An overwhelming majority of respondents to the latest caycompass.com online poll think parents have the responsibility of ensuring school students eat a healthy lunch.
Of the 359 respondents, 269 of them (74.9 per cent) said the buck stops with parents.
‘Parents should give their kids a healthy lunch, and if not, make sure they are getting one at school,’ said one person.
‘The typical attitude is that the government should ensure students eat a healthy lunch,’ said another person. ‘But it really has to fall to parents. If they can’t afford to provide their children with a healthy lunch, then it’s up to them to take the necessary steps with Social Services to see that it happens.’
Some respondents blamed parents for not taking more active control concerning their children’s diets.
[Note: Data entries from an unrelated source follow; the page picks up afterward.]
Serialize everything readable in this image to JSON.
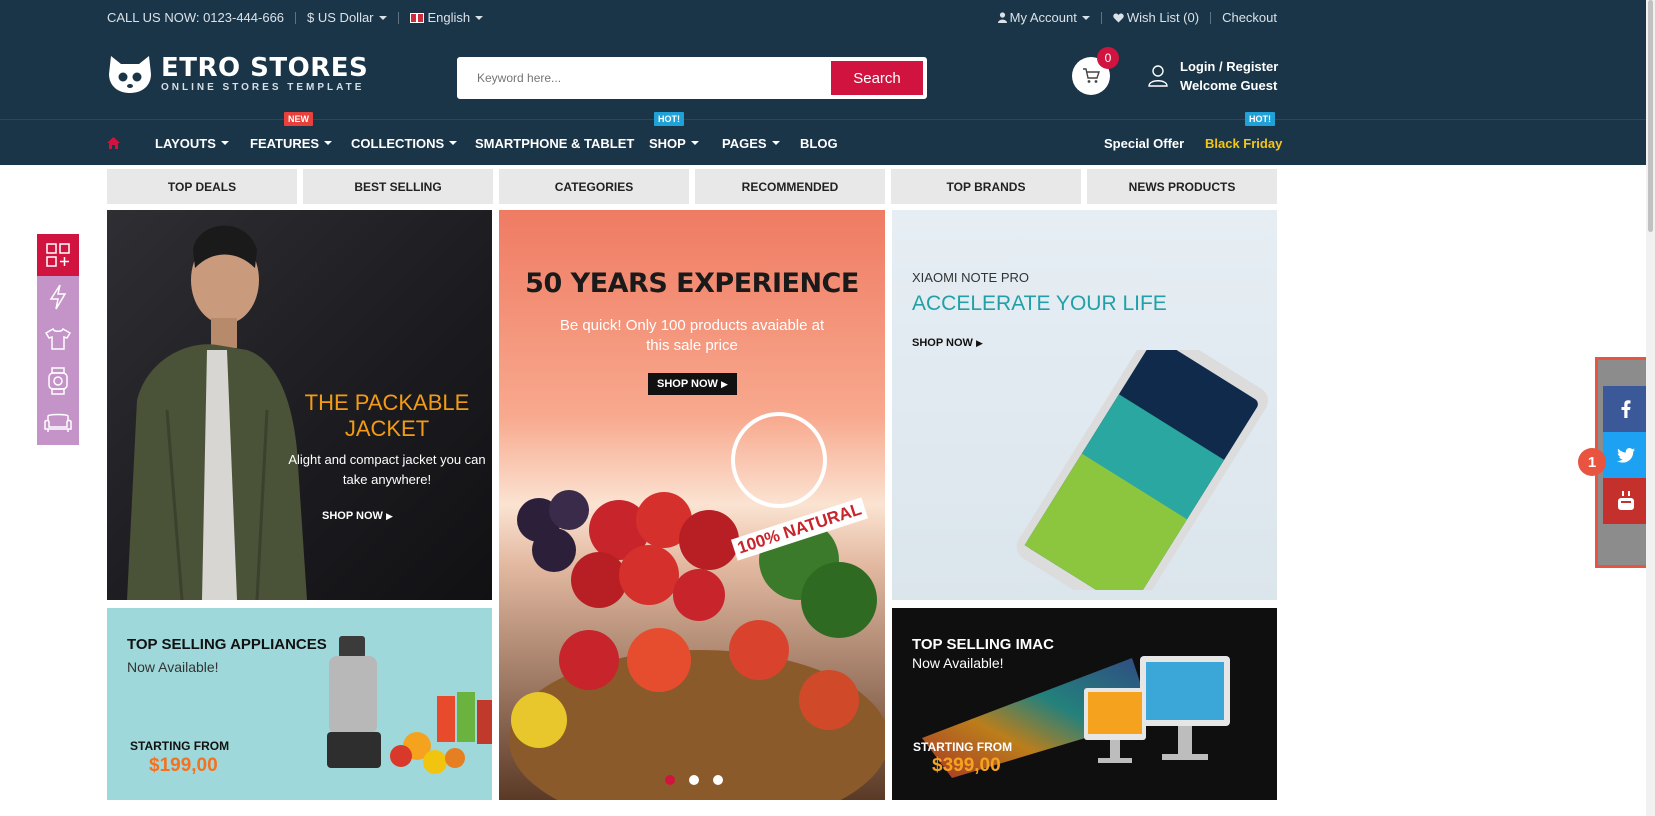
{
  "topbar": {
    "phone": "CALL US NOW: 0123-444-666",
    "currency": "$ US Dollar",
    "language": "English",
    "my_account": "My Account",
    "wishlist": "Wish List (0)",
    "checkout": "Checkout"
  },
  "header": {
    "logo_title": "ETRO STORES",
    "logo_sub": "ONLINE STORES TEMPLATE",
    "search_placeholder": "Keyword here...",
    "search_button": "Search",
    "cart_count": "0",
    "login": "Login",
    "slash": "/",
    "register": "Register",
    "welcome": "Welcome Guest"
  },
  "nav": {
    "items": [
      {
        "label": "LAYOUTS"
      },
      {
        "label": "FEATURES",
        "badge": "NEW"
      },
      {
        "label": "COLLECTIONS"
      },
      {
        "label": "SMARTPHONE & TABLET"
      },
      {
        "label": "SHOP",
        "badge": "HOT!"
      },
      {
        "label": "PAGES"
      },
      {
        "label": "BLOG"
      }
    ],
    "special_offer": "Special Offer",
    "black_friday": "Black Friday",
    "black_friday_badge": "HOT!"
  },
  "tabs": [
    "TOP DEALS",
    "BEST SELLING",
    "CATEGORIES",
    "RECOMMENDED",
    "TOP BRANDS",
    "NEWS PRODUCTS"
  ],
  "banners": {
    "jacket": {
      "title": "THE PACKABLE JACKET",
      "text": "Alight and compact jacket you can take anywhere!",
      "cta": "SHOP NOW"
    },
    "experience": {
      "title": "50 YEARS EXPERIENCE",
      "text": "Be quick! Only 100 products avaiable at this sale price",
      "cta": "SHOP NOW",
      "stamp": "100% NATURAL"
    },
    "xiaomi": {
      "subtitle": "XIAOMI NOTE PRO",
      "title": "ACCELERATE YOUR LIFE",
      "cta": "SHOP NOW"
    },
    "appliances": {
      "title": "TOP SELLING APPLIANCES",
      "subtitle": "Now Available!",
      "from": "STARTING FROM",
      "price": "$199,00"
    },
    "imac": {
      "title": "TOP SELLING IMAC",
      "subtitle": "Now Available!",
      "from": "STARTING FROM",
      "price": "$399,00"
    }
  },
  "slider_dots": {
    "count": 3,
    "active": 0
  },
  "annotation_marker": "1",
  "colors": {
    "dark_navy": "#1b3548",
    "accent_red": "#d0143f",
    "orange": "#f39b16",
    "teal": "#22a0a8",
    "yellow": "#f5c518",
    "facebook": "#3b5998",
    "twitter": "#1da1f2",
    "youtube": "#c4302b"
  },
  "icons": {
    "cart": "shopping-cart-icon",
    "account": "user-icon",
    "home": "home-icon",
    "left_bar": [
      "apps-add-icon",
      "lightning-icon",
      "tshirt-icon",
      "smartwatch-icon",
      "sofa-icon"
    ],
    "social": [
      "facebook-icon",
      "twitter-icon",
      "youtube-icon"
    ]
  }
}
‘…The students will stop at Wendy’s and will stop at Burger King when open for breakfast, mid-morning snack, lunch and for something to eat on the way home… because they can,’ noted one respondent. ‘Parents give them money as it saves an argument. Anything for an easy life.’
One person suggested parents sending their children to school with a packed lunch to ensure it was a healthy one.
Fifty-five people (15.3 per cent) thought it was the responsibility of the schools to ensure students eat a healthy lunch, while 23 people (6.4 per cent) thought it was the government’s responsibility and eight people (2.2 per cent) thought it the responsibility of the children themselves.
No one thought it was the responsibility of domestic helpers to ensure students ate a healthy lunch.
Four (1.1 per cent) people answered ‘other’ in the poll.
‘This is a joint responsibility of both the parents and the school – the parents to instil the values and the school to ensure that a healthy choice is available,’ said one person.
‘Ensuring that students eat a healthy lunch is the combined responsibility of parents, students, caretakers and schools alike,’ said someone else.
One person commented about the need of educating students about their diets.
‘The West Indian diet is very high in carbs and fat, a diet that evolved from slavery and what food stuffs were available to people,’ the respondent said. ‘Times have changed and these high calorie meals are no longer burned off by a hard day’s work.
‘Dietary education at all levels is necessary as is a strong physical fitness programme.’
‘This is a joint responsibility of both the parents and the school – the parents to instil the values and the school to ensure that a healthy choice is available.’
– Poll respondent